Does everyone have a books to read pile? Maybe a shelf? Or in my case, entire bookshelf? From what I can tell, the answer is yes – if that person considers themselves to be a somewhat regular reader. I think working in a bookstore makes this even worse, because I am constantly finding books that I think that I would love to read. I do a fairly decent job in showing restraint, mostly because my husband likes me to bring home some of the money I earn at work and not spend it all on books.
Anyway, I’ve had The Rosie Project by Graeme Simsion on my shelf for a long time, just waiting to be read. I picked it up once, but only got a few pages in before something more pressing seemed to jump in the queue and knocked it out. I decided to give it another go earlier this week, and found the book to be charming and humorous.

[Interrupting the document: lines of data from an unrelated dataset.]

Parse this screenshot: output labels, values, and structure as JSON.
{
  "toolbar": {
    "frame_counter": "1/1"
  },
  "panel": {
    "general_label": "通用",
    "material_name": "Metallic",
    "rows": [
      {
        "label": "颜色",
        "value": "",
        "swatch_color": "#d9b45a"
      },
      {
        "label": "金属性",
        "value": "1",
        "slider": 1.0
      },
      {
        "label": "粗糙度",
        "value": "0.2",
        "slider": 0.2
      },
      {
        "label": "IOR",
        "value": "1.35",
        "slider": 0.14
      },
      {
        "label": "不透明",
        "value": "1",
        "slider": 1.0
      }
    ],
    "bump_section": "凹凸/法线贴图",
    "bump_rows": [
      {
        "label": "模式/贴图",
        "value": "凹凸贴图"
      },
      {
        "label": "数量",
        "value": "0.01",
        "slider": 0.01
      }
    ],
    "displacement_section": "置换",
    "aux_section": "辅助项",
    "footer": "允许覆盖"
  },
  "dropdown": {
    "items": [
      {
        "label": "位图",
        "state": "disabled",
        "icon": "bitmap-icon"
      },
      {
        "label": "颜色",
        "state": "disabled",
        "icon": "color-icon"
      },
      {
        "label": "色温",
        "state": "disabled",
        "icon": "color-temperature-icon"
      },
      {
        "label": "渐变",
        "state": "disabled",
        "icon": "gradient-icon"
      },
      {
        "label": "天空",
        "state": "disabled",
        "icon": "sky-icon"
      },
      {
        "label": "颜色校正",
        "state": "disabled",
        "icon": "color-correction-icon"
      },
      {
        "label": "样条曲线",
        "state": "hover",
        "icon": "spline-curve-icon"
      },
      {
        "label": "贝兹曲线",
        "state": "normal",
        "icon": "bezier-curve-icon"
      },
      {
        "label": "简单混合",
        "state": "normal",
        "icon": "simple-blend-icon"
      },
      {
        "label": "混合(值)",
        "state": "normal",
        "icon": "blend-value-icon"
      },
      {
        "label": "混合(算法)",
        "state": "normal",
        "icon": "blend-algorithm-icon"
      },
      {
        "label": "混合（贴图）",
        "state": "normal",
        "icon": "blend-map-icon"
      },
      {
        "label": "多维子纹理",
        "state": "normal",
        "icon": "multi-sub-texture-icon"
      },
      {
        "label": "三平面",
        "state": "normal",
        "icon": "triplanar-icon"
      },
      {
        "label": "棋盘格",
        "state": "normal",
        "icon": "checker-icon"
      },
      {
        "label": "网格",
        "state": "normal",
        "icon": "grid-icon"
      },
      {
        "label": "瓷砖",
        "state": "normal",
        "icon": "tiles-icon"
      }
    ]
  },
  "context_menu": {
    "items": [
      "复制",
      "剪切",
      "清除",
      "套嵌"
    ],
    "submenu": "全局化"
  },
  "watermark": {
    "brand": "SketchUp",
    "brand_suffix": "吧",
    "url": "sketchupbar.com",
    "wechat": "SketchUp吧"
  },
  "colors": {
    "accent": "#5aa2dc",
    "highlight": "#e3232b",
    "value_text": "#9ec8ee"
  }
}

Don Tillman is as socially awkward a guy as you are likely to ever meet. The book falls short of diagnosing him with Asperger’s syndrome, but it is not so subtly implied by his clinical psychologist friend, and can give you a pretty good idea of his inability to respond well to social cues. Don wants to find a wife, and decides that the most logical way to to this is to create a survey that his potential suitors would fill out to determine marriage suitability. Some questions would be automatic disqualifiers – such as, “do you smoke”, correct answer, “no”. Whereas others were on a bit more a sliding scale – ” do you eat kidneys?’, correct answer – occasionally.
Don’s “Wife Project” gets derailed a bit when he meets Rosie – a wholly unsuitable wife candidate, but a woman on a quest of her own. Don uncharacteristically agrees to help her try to find her biological father, as he is a geneticist and can analyze DNA. Their unlikely partnership involves many changes to Don’s rigid schedule and he begins to see that perhaps he can change certain aspects of his life without catastrophic consequences.
I found the book to be thoughtful without being too sappy, and you can’t help but root for Don to find happiness. Neither chicky nor highbrow, it’s a great book for anyone who just wants a light read with a charming story.